This is quite intriguing, nonetheless, this whole "alto-Cb" thing. Did I mention that we had a cold snap last week? It was the darndest thing. I work night shift so I definitely felt it. The temperature read about 72 degrees at about 5am, which is normal for this time of year; but the humidity just had to be so low, that it felt 10-20 degrees colder. I was shivering and I almost threw on my Gortex jacket! It did this for about two mornings, then the July-like conditions returned. Nights this week have been really summer-like. Daytime temperatures are quite tolerable though.
Hey Dave, is the dry air hard on the skin? How long did it take you to adjust?

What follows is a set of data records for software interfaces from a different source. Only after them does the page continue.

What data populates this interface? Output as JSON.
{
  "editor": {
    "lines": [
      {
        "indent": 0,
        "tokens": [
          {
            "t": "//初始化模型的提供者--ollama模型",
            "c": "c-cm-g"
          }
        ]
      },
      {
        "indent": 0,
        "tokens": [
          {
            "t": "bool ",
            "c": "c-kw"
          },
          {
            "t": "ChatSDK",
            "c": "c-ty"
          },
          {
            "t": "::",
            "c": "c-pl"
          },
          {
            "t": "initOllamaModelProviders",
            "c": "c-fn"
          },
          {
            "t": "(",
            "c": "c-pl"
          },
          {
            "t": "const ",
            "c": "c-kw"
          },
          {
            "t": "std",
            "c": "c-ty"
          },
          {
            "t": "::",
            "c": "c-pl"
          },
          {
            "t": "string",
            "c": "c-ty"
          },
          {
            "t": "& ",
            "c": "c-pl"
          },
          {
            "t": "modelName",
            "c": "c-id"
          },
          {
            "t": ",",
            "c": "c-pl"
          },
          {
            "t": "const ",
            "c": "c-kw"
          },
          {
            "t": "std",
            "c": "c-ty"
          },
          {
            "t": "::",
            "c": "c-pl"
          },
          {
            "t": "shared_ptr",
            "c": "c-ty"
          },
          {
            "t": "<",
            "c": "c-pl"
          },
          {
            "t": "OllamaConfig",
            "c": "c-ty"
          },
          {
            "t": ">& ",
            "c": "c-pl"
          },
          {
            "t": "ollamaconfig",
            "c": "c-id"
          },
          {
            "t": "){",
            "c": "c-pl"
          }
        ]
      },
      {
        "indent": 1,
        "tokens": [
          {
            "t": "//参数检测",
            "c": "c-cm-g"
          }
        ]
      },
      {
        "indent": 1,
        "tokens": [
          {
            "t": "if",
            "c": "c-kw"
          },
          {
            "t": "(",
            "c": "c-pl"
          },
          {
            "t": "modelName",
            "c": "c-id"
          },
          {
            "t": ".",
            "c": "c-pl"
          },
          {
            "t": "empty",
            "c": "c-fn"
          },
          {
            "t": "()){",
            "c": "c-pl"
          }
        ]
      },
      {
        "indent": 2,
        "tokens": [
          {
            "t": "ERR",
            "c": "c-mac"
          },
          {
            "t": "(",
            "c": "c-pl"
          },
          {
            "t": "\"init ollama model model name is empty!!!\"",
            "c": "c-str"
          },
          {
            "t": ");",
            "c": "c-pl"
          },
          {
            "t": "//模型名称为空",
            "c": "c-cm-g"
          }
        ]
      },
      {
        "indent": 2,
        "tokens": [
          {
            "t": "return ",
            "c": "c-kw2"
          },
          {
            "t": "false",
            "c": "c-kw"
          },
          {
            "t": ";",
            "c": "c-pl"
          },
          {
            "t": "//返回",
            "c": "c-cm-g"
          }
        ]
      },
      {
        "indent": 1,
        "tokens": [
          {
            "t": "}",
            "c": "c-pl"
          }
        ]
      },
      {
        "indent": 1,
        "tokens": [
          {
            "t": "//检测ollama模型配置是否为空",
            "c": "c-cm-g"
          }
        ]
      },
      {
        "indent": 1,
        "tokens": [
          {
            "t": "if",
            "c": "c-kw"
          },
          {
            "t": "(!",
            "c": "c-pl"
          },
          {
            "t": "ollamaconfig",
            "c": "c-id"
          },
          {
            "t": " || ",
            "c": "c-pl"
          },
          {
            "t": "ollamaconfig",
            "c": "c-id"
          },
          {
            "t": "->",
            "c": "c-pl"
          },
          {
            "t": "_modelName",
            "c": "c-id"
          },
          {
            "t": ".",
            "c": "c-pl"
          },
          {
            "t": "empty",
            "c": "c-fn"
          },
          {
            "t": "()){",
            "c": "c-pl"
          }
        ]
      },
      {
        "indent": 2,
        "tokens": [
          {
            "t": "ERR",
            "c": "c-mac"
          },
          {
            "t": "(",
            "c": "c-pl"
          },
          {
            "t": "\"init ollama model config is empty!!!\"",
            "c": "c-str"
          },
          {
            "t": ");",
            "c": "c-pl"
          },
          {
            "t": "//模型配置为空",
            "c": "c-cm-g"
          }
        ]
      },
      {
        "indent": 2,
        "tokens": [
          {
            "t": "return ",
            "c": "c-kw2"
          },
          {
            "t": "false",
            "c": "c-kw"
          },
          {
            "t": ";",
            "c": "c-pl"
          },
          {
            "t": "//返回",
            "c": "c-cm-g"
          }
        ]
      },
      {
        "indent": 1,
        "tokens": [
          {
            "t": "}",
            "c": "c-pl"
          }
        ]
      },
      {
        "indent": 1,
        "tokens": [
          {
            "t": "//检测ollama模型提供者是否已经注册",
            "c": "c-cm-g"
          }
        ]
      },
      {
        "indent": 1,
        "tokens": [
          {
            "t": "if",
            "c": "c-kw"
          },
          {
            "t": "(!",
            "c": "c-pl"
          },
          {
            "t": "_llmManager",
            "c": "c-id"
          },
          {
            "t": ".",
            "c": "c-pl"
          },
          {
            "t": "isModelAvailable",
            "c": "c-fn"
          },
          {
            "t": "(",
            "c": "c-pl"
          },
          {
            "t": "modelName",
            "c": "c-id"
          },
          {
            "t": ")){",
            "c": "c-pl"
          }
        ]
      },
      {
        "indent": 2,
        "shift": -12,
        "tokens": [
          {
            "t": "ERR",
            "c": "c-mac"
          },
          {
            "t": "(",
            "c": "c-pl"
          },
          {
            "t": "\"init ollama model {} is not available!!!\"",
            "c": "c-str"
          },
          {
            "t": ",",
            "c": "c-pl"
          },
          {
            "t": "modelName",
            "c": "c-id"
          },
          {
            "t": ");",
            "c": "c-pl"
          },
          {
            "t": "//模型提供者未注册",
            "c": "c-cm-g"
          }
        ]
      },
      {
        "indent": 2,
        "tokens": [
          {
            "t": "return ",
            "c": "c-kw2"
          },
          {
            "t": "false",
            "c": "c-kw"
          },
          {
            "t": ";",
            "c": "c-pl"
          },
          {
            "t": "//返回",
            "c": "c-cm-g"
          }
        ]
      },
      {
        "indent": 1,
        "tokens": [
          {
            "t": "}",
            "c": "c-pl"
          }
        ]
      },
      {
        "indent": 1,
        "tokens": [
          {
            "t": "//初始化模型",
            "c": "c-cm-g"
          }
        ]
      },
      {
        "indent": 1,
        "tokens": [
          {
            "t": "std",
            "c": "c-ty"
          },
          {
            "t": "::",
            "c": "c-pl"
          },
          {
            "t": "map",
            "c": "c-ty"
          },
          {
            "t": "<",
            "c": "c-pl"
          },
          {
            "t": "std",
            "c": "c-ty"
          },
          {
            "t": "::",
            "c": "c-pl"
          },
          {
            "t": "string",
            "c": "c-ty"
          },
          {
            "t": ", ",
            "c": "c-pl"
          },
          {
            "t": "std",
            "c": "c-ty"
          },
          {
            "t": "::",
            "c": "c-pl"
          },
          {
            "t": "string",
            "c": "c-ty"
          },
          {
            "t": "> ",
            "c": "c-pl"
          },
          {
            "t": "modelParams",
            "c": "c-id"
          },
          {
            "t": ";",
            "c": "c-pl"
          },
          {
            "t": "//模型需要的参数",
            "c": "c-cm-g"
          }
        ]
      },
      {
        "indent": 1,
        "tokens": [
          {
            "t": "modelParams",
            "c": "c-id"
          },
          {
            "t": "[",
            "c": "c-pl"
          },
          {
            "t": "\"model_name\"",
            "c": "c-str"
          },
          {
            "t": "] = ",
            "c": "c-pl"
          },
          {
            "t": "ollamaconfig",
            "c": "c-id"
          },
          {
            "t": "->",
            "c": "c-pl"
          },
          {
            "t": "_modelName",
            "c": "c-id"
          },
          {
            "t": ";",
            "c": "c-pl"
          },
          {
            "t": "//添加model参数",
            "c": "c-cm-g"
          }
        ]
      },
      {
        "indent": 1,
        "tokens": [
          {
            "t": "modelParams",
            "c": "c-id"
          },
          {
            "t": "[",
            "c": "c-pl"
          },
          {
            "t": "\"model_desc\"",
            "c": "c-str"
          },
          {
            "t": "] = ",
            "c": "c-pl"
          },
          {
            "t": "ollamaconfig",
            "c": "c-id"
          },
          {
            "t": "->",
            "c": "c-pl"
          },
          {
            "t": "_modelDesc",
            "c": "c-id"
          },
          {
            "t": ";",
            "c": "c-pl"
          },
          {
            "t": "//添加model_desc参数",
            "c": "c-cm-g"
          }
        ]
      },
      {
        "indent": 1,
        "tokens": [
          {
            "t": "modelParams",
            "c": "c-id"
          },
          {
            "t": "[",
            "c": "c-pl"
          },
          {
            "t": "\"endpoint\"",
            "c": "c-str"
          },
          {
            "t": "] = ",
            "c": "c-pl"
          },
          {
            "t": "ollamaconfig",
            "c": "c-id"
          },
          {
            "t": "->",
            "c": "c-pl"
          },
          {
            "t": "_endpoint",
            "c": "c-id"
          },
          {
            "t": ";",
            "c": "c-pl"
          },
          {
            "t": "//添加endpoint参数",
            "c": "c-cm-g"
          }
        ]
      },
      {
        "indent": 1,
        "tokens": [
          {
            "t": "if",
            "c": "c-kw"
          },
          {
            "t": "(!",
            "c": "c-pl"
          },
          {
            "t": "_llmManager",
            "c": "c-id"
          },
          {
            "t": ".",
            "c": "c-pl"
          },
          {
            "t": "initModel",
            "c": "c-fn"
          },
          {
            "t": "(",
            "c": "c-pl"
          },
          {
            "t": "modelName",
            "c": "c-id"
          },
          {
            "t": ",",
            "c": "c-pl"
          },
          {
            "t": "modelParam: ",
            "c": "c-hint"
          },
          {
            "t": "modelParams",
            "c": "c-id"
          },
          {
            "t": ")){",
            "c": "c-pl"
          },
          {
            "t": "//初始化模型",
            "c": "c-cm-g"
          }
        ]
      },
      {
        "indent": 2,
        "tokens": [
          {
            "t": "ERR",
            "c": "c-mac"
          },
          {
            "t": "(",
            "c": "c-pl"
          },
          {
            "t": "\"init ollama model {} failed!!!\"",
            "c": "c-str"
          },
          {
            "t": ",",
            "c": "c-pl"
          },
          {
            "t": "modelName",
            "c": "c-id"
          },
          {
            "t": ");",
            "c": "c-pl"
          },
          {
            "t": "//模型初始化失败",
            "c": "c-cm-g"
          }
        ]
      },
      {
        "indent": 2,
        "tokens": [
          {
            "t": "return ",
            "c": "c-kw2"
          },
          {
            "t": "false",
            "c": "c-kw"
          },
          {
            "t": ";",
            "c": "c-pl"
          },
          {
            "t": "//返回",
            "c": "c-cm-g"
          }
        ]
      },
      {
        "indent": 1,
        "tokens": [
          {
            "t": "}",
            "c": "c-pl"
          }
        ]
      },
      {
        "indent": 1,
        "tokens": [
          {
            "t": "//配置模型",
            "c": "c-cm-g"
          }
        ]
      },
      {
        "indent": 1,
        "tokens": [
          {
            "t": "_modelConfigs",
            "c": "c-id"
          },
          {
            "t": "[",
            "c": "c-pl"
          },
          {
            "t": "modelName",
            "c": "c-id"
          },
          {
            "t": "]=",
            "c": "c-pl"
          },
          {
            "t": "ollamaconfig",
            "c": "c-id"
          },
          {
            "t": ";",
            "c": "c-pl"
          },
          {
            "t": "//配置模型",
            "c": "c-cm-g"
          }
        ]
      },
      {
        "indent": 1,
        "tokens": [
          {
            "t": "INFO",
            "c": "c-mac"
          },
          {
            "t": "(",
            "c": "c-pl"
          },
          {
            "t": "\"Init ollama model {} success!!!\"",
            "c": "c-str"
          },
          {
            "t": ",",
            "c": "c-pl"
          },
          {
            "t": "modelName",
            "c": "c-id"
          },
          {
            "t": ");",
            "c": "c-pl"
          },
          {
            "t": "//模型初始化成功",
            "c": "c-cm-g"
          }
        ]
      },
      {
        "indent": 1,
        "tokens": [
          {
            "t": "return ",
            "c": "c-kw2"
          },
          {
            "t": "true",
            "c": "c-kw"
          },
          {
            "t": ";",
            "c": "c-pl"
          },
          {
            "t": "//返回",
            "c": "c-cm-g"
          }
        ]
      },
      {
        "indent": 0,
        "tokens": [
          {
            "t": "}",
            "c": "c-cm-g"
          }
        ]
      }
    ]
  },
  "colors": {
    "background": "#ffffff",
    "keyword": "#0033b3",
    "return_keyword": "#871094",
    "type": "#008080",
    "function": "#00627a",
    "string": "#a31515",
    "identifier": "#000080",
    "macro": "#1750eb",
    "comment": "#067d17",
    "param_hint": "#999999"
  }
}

The CF personnel that were deployed to Afghanistan for the first time said it took them a few days to get used to operating in the dry climate. Though, I imagine it would take longer for all personnel to find the conditions at least somewhat comfortable.
The backwash of the same disturbance that's given Denver its snowstorm dropped the temperature (finally!) in Phoenix. When I went to work this morning it was in the mid-fifties with twenties dews. Man, it felt cold!

My lips chap and my throat dries in the fall at this time, every year. Phoenix is like Baghdad, except with too much economic and socio-political infrastructure, little culture ancient or otherwise, but thankfully no IEDs. Stay safe and thanks for the service, Dave.
A sharp upper-level trough is dipping down towards the Middle East on Sunday, so be prepaired for a fairly good chance of cloud development in Iraq from Sunday evening through Monday, with rain perhaps(?). Especially in northern Iraq.

I can't wait to see what 8 degrees C at 850mb will produce while passing over the 28 degrees C Mediterranean Sea :)
Well, there was no rain that week in Baghdad, but there was a dust storm, ugh. Also some nice cumuliform cloud displays.

There was a good field of altocumulus castellanus this evening around sunset, must be another system coming in. It has been cold at night here, I think it got down to 48F once last week.
I can't post pictures until i can find an internet connection for my laptop.

It rained this morning too. There was a little rumble of thunder with the heaviest shower. Then the sky cleared and it got really humid and tropical feeling. That was definitely welcome relief from the chill that's been in the air in the past few weeks.
We'll save you a few 'naders for when you return.

Keep up the good work and be safe. Thank you for your service. Post some scenic pics when you get a chance.

Bill Hark
There were more beautiful clouds today. Some mid level cumulus with virga at times and altocumulus covered much of the sky this evening. A few of the clouds lowered and grew to congestus at sunset. I thought I saw a few brief anivls. The instability is there, we just need some low level moisture. Dewpoints are topping out at 55F during the day. Today's high was around 87F. Humidity was a little noticeable.
Israel is experiencing unstable weather in the past two days and this will continue in the next couple of days as well.
Here's a nice waterspout over the Mediterranean that developed yesterday.
In reference to the altocumulonimbus mentioned earlier in this thread. I think I saw what one looks like yesterday, it began as an altocumulus, and it grew then develped an anvil. As it passed over, a light shower ensued, then the anvil became orpahned. No lightning, but it sure looked like a Cb.

It must have been on a cold front, because it's chilly today, brrrrrr.